In Elizabethan times, witches were a natural part of life. Macbeth witnessed this, as seen in the play Macbeth, by William Shakespeare. The evil forces that the weird sisters, who were witches, possessed, put Macbeth's mind in another direction. This direction was the beginning of his moral downfall and the destruction of his destiny. The weird sisters warned Macbeth of this in the three apparitions but he continued living his life without realizing that they were speaking of him.
Without the weird sisters, Macbeth would have lived a very different life. It is unknown whether it would have been better or worse.

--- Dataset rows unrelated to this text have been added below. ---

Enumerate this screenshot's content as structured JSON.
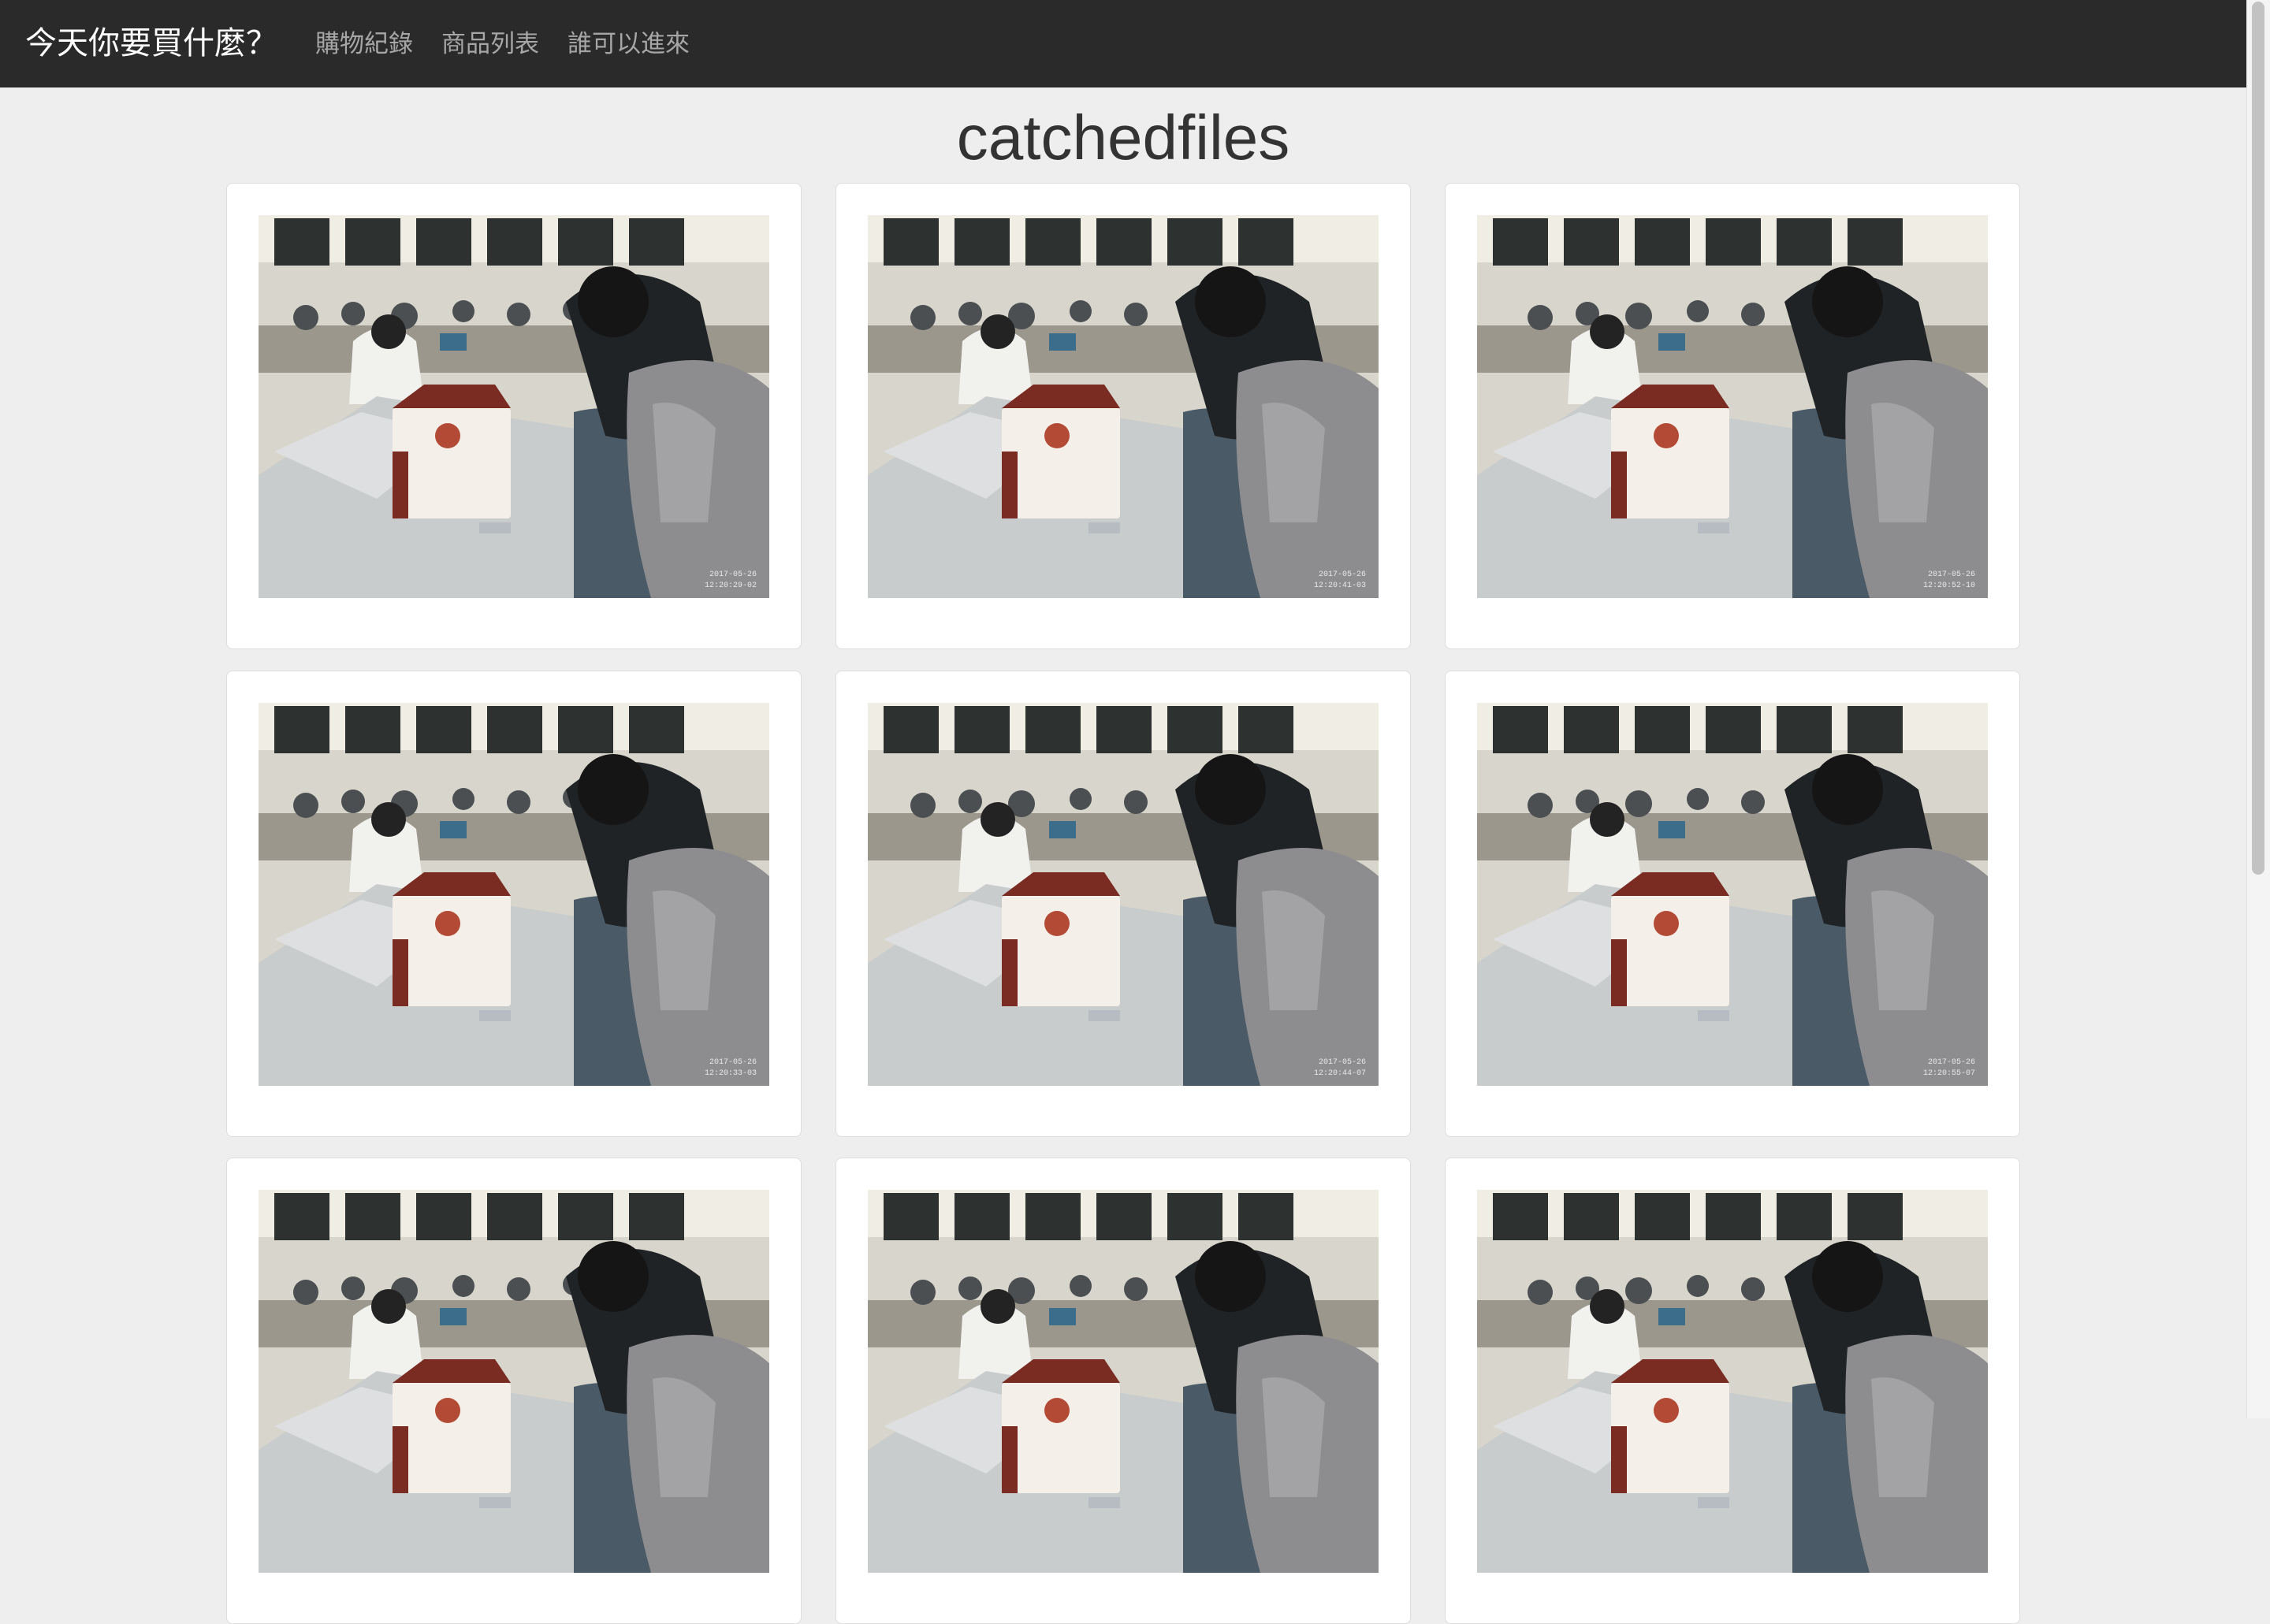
{
  "navbar": {
    "brand": "今天你要買什麼？",
    "links": [
      {
        "label": "購物紀錄"
      },
      {
        "label": "商品列表"
      },
      {
        "label": "誰可以進來"
      }
    ]
  },
  "page": {
    "title": "catchedfiles"
  },
  "gallery": {
    "photos": [
      {
        "timestamp": "2017-05-26 12:20:29-02"
      },
      {
        "timestamp": "2017-05-26 12:20:41-03"
      },
      {
        "timestamp": "2017-05-26 12:20:52-10"
      },
      {
        "timestamp": "2017-05-26 12:20:33-03"
      },
      {
        "timestamp": "2017-05-26 12:20:44-07"
      },
      {
        "timestamp": "2017-05-26 12:20:55-07"
      },
      {
        "timestamp": ""
      },
      {
        "timestamp": ""
      },
      {
        "timestamp": ""
      }
    ]
  },
  "colors": {
    "navbar_bg": "#2a2a2a",
    "page_bg": "#eeeeee",
    "card_bg": "#ffffff"
  }
}
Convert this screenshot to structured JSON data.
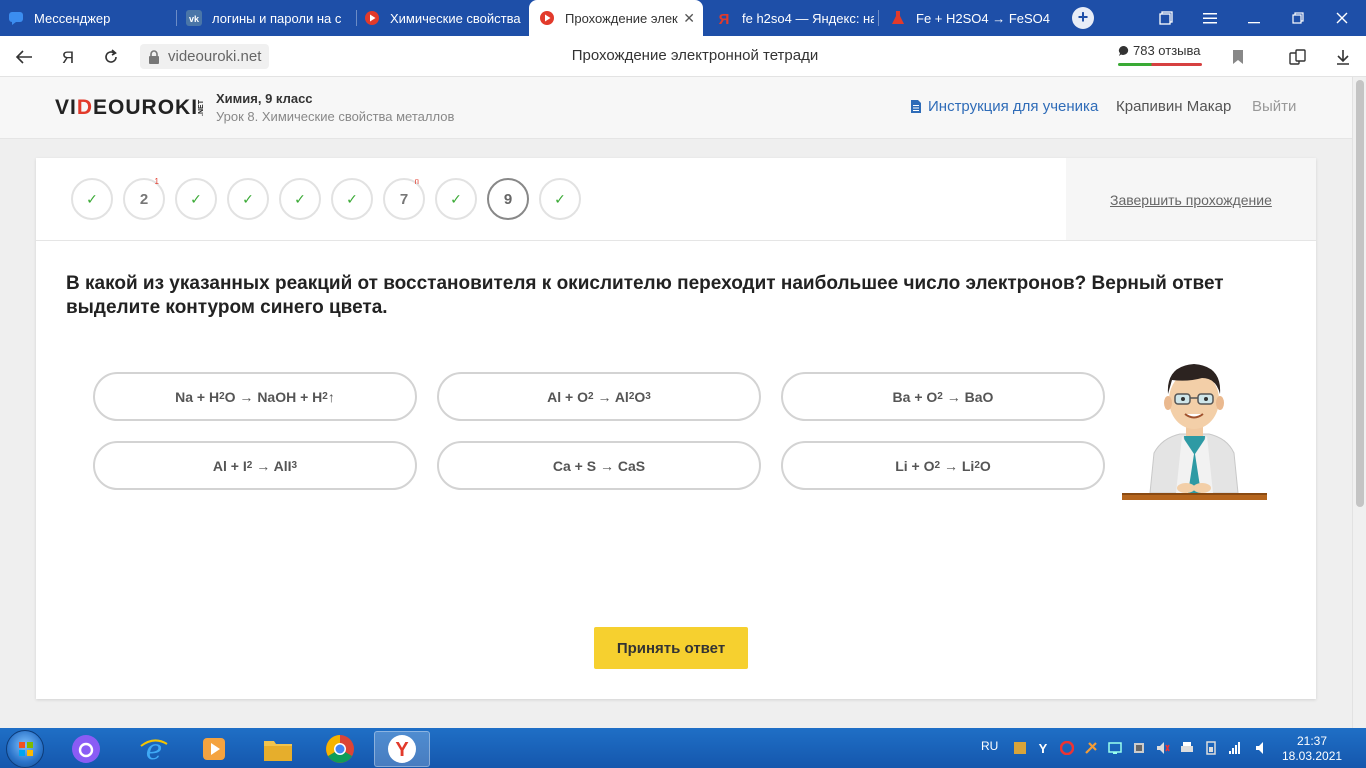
{
  "browser": {
    "tabs": [
      {
        "label": "Мессенджер",
        "icon": "messenger-icon"
      },
      {
        "label": "логины и пароли на с",
        "icon": "vk-icon"
      },
      {
        "label": "Химические свойства",
        "icon": "videouroki-icon"
      },
      {
        "label": "Прохождение элек",
        "icon": "videouroki-icon",
        "active": true
      },
      {
        "label": "fe h2so4 — Яндекс: на",
        "icon": "yandex-icon"
      },
      {
        "label": "Fe + H2SO4 → FeSO4",
        "icon": "flask-icon"
      }
    ],
    "url": "videouroki.net",
    "page_title": "Прохождение электронной тетради",
    "reviews": "783 отзыва"
  },
  "header": {
    "logo_parts": [
      "VI",
      "D",
      "EOUROKI",
      ".NET"
    ],
    "course": "Химия, 9 класс",
    "lesson": "Урок 8. Химические свойства металлов",
    "instruction_link": "Инструкция для ученика",
    "user_name": "Крапивин Макар",
    "logout": "Выйти"
  },
  "steps": [
    {
      "label": "✓",
      "state": "done"
    },
    {
      "label": "2",
      "state": "pending",
      "sup": "1"
    },
    {
      "label": "✓",
      "state": "done"
    },
    {
      "label": "✓",
      "state": "done"
    },
    {
      "label": "✓",
      "state": "done"
    },
    {
      "label": "✓",
      "state": "done"
    },
    {
      "label": "7",
      "state": "pending",
      "sup": "п"
    },
    {
      "label": "✓",
      "state": "done"
    },
    {
      "label": "9",
      "state": "current"
    },
    {
      "label": "✓",
      "state": "done"
    }
  ],
  "finish_link": "Завершить прохождение",
  "question": "В какой из указанных реакций от восстановителя к окислителю переходит наибольшее число электронов? Верный ответ выделите контуром синего цвета.",
  "answers": [
    {
      "parts": [
        "Na + H",
        "2",
        "O → NaOH + H",
        "2",
        "↑"
      ]
    },
    {
      "parts": [
        "Al + O",
        "2",
        " → Al",
        "2",
        "O",
        "3"
      ]
    },
    {
      "parts": [
        "Ba + O",
        "2",
        " → BaO"
      ]
    },
    {
      "parts": [
        "Al + I",
        "2",
        " → AlI",
        "3"
      ]
    },
    {
      "parts": [
        "Ca + S → CaS"
      ]
    },
    {
      "parts": [
        "Li + O",
        "2",
        " → Li",
        "2",
        "O"
      ]
    }
  ],
  "submit_label": "Принять ответ",
  "taskbar": {
    "lang": "RU",
    "time": "21:37",
    "date": "18.03.2021"
  },
  "colors": {
    "browser_tabstrip": "#1e4fa8",
    "check_green": "#3aaa35",
    "submit_yellow": "#f6d02f",
    "link_blue": "#2f6cb8",
    "logo_red": "#e23a2b"
  }
}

The weird sisters affected Macbeth in the worst way. They tempted him by addressing him as Thane of Cawdor, Thane of Glamis and future king, without ordering him to do anything to obtain these positions.
All hail, Macbeth! hail to thee, Thane of Glamis!
All hail, Macbeth! hail to thee, Thane of Cawdor!
All hail, Macbeth! that shalt be King hereafter.
(Act 1, Scene 3, Lines 48-50)
With this information Macbeth was provided with incentive to kill Duncan the King of Scotland. He was tempted into believing that if the King was murdered, he was to become what the witches predicted. While the witches never said this, Macbeth assumed that that was what they meant and the subsequent murder of Duncan was carried out by Macbeth himself, but, he also ordered special murderers to kill Banquo, Lady Macduff and her children. The murder and bloodshed had absolutely nothing to do with the witches. Macbeth acted totally out of his own will and beliefs.
Although Macbeth murdered Duncan, it was not planned and thought out. When Macbeth heard the prediction given to him by the three witches, he wrote a letter to his wife (Lady Macbeth). On reading this...